▶ [Exercise goal]:
Each record must reappear in the answer exactly as it is written.

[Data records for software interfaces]
# # # # # # #
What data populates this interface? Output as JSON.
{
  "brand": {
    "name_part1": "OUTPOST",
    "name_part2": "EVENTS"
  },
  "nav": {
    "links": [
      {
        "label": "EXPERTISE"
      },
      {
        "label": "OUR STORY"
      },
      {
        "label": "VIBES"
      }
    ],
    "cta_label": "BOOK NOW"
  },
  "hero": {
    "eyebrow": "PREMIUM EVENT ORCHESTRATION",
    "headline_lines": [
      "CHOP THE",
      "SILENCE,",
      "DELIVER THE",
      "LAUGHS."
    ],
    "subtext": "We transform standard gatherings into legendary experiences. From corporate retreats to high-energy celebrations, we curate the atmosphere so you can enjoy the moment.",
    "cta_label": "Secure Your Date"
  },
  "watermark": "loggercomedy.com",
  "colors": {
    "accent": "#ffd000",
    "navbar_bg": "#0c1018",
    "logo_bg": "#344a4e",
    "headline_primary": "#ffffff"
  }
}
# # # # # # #
▶ [Reply]:
What data populates this interface? Output as JSON.
{
  "brand": {
    "name_part1": "OUTPOST",
    "name_part2": "EVENTS"
  },
  "nav": {
    "links": [
      {
        "label": "EXPERTISE"
      },
      {
        "label": "OUR STORY"
      },
      {
        "label": "VIBES"
      }
    ],
    "cta_label": "BOOK NOW"
  },
  "hero": {
    "eyebrow": "PREMIUM EVENT ORCHESTRATION",
    "headline_lines": [
      "CHOP THE",
      "SILENCE,",
      "DELIVER THE",
      "LAUGHS."
    ],
    "subtext": "We transform standard gatherings into legendary experiences. From corporate retreats to high-energy celebrations, we curate the atmosphere so you can enjoy the moment.",
    "cta_label": "Secure Your Date"
  },
  "watermark": "loggercomedy.com",
  "colors": {
    "accent": "#ffd000",
    "navbar_bg": "#0c1018",
    "logo_bg": "#344a4e",
    "headline_primary": "#ffffff"
  }
}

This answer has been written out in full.